Phillis Wheatley Biography

Phillis Wheatley Biography

Phillis Wheatley was an icon in the history of African-American poets. Purchased as a slave, Wheatley strongly was a deviation from the normal thinking that even Blacks could be artistic and intelligent. Her poems won her acclaim in the world of literate colonists.

Born: May 8, 1753, West Africa
Died: December 5, 1784, Boston, Massachusetts, United States

Biography :

  • Born as an African-American, Phillis Wheatley was purchased as a slave by the Wheatley family when she was only seven years old.
  • The Wheatley family was however very supportive and taught Phillis Wheatley how to read and write.
  • The Wheatley family also extended their full support once Phillis began to write her own poems.
  • Phillis Wheatley accompanied her master’s son, Nathaniel Wheatley to London where she had the opportunity to meet the Lord Mayor.
  • It was during Phillis’ visit to London that her collection of poetry was published.
  • Very soon after the publication of her poems and the death of her master, Phillis Wheatley was freed from slavery.
  • Phillis Wheatley married a free black grocer, John Peters.
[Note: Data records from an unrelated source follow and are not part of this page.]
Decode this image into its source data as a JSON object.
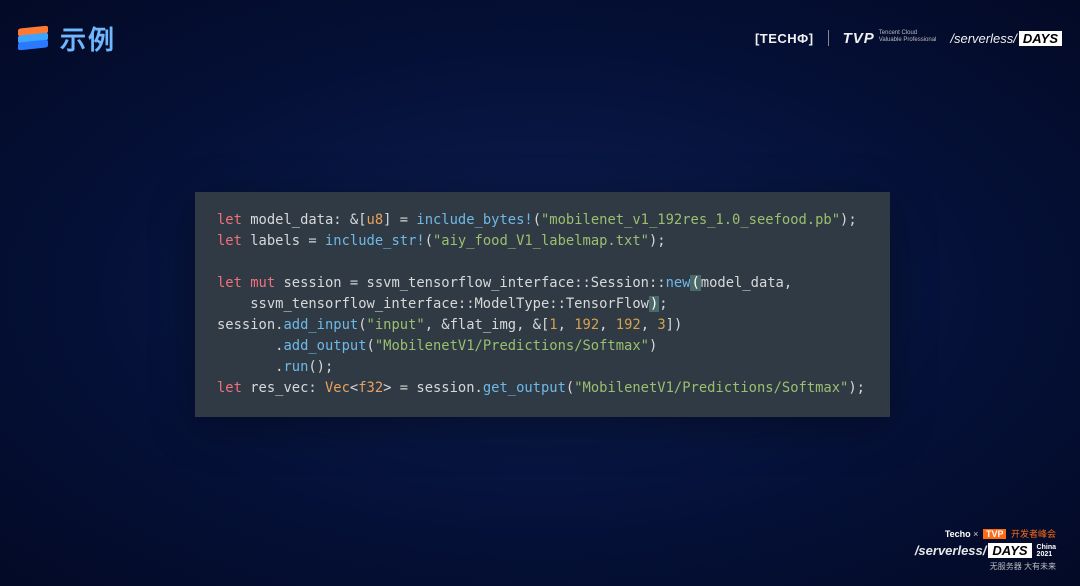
{
  "header": {
    "title": "示例",
    "brands": {
      "techo": "[TECHФ]",
      "tvp": {
        "big": "TVP",
        "line1": "Tencent Cloud",
        "line2": "Valuable Professional"
      },
      "serverless_days": {
        "slash": "/serverless/",
        "days": "DAYS"
      }
    }
  },
  "code": {
    "lines": [
      [
        {
          "cls": "kw",
          "t": "let"
        },
        {
          "t": " model_data: "
        },
        {
          "cls": "punc",
          "t": "&["
        },
        {
          "cls": "typ",
          "t": "u8"
        },
        {
          "cls": "punc",
          "t": "]"
        },
        {
          "t": " = "
        },
        {
          "cls": "call",
          "t": "include_bytes!"
        },
        {
          "cls": "punc",
          "t": "("
        },
        {
          "cls": "str",
          "t": "\"mobilenet_v1_192res_1.0_seefood.pb\""
        },
        {
          "cls": "punc",
          "t": ");"
        }
      ],
      [
        {
          "cls": "kw",
          "t": "let"
        },
        {
          "t": " labels = "
        },
        {
          "cls": "call",
          "t": "include_str!"
        },
        {
          "cls": "punc",
          "t": "("
        },
        {
          "cls": "str",
          "t": "\"aiy_food_V1_labelmap.txt\""
        },
        {
          "cls": "punc",
          "t": ");"
        }
      ],
      [
        {
          "t": ""
        }
      ],
      [
        {
          "cls": "kw",
          "t": "let"
        },
        {
          "t": " "
        },
        {
          "cls": "kw",
          "t": "mut"
        },
        {
          "t": " session = ssvm_tensorflow_interface::Session::"
        },
        {
          "cls": "call",
          "t": "new"
        },
        {
          "cls": "cursor-hl",
          "t": "("
        },
        {
          "t": "model_data,"
        }
      ],
      [
        {
          "t": "    ssvm_tensorflow_interface::ModelType::TensorFlow"
        },
        {
          "cls": "cursor-hl",
          "t": ")"
        },
        {
          "cls": "punc",
          "t": ";"
        }
      ],
      [
        {
          "t": "session."
        },
        {
          "cls": "call",
          "t": "add_input"
        },
        {
          "cls": "punc",
          "t": "("
        },
        {
          "cls": "str",
          "t": "\"input\""
        },
        {
          "cls": "punc",
          "t": ", &"
        },
        {
          "t": "flat_img"
        },
        {
          "cls": "punc",
          "t": ", &["
        },
        {
          "cls": "num",
          "t": "1"
        },
        {
          "cls": "punc",
          "t": ", "
        },
        {
          "cls": "num",
          "t": "192"
        },
        {
          "cls": "punc",
          "t": ", "
        },
        {
          "cls": "num",
          "t": "192"
        },
        {
          "cls": "punc",
          "t": ", "
        },
        {
          "cls": "num",
          "t": "3"
        },
        {
          "cls": "punc",
          "t": "])"
        }
      ],
      [
        {
          "t": "       ."
        },
        {
          "cls": "call",
          "t": "add_output"
        },
        {
          "cls": "punc",
          "t": "("
        },
        {
          "cls": "str",
          "t": "\"MobilenetV1/Predictions/Softmax\""
        },
        {
          "cls": "punc",
          "t": ")"
        }
      ],
      [
        {
          "t": "       ."
        },
        {
          "cls": "call",
          "t": "run"
        },
        {
          "cls": "punc",
          "t": "();"
        }
      ],
      [
        {
          "cls": "kw",
          "t": "let"
        },
        {
          "t": " res_vec: "
        },
        {
          "cls": "typ",
          "t": "Vec"
        },
        {
          "cls": "punc",
          "t": "<"
        },
        {
          "cls": "typ",
          "t": "f32"
        },
        {
          "cls": "punc",
          "t": ">"
        },
        {
          "t": " = session."
        },
        {
          "cls": "call",
          "t": "get_output"
        },
        {
          "cls": "punc",
          "t": "("
        },
        {
          "cls": "str",
          "t": "\"MobilenetV1/Predictions/Softmax\""
        },
        {
          "cls": "punc",
          "t": ");"
        }
      ]
    ]
  },
  "footer": {
    "top": {
      "techo": "Techo",
      "x": "×",
      "tvp": "TVP",
      "dev": "开发者峰会"
    },
    "mid": {
      "slash": "/serverless/",
      "days": "DAYS",
      "china_l1": "China",
      "china_l2": "2021"
    },
    "bot": "无服务器 大有未来"
  }
}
However, her marriage was not successful as her husband was imprisoned and Phillis Wheatley died penniless.

Career :

  • When George III repealed the Stamp Act, Phillis Wheatley praised him in her poem, “To the King’s Most Excellent Majesty”.
  • Phillis Wheatley was widely recognized when she paid her tribute to George Whitefield in her poem.
  • Phillis Wheatley was first noticed in the intellectual crowd with her “Poems on Various Subjects, Religious and Moral”. This book had to be published in London as publishers in Boston refused to do so.
  • Phillis Wheatley also wrote a poem dedicated to George Washington. As a result Phillis Wheatley was invited to George Washington’s house and her poem was republished in the “Pennsylvania Gazette by Thomas Jefferson.
  • Phillis Wheatley mostly wrote about eminent persons of the society and on religious themes.
  • Being a victim of slavery, Phillis Wheatley wrote a poem “On Being Brought from Africa to America” in which she strongly condemns slavery.
  • At a time when the African Americans were treated as slaves, Phillis Wheatley’s writing skills were doubted by the Americans. So, she had to prove her writing abilities in a court and finally it was testified that the poems had actually been written by her.

Achievements :

  • Phillis Wheatley is said to be the creator of the African American literature.
  • Phillis Wheatley was the first African American woman who published a book.
  • At the University of Massachusetts Boston, a building has been named after Phillis Wheatley.
  • Phillis Wheatley has been listed as one of the hundred greatest African Americans by Molefi Kete Asante.

Quotes :

“Through thickest gloom look back, immortal shade, On that confusion which thy death has made.”

― Phillis Wheatley

Famous People Article Archive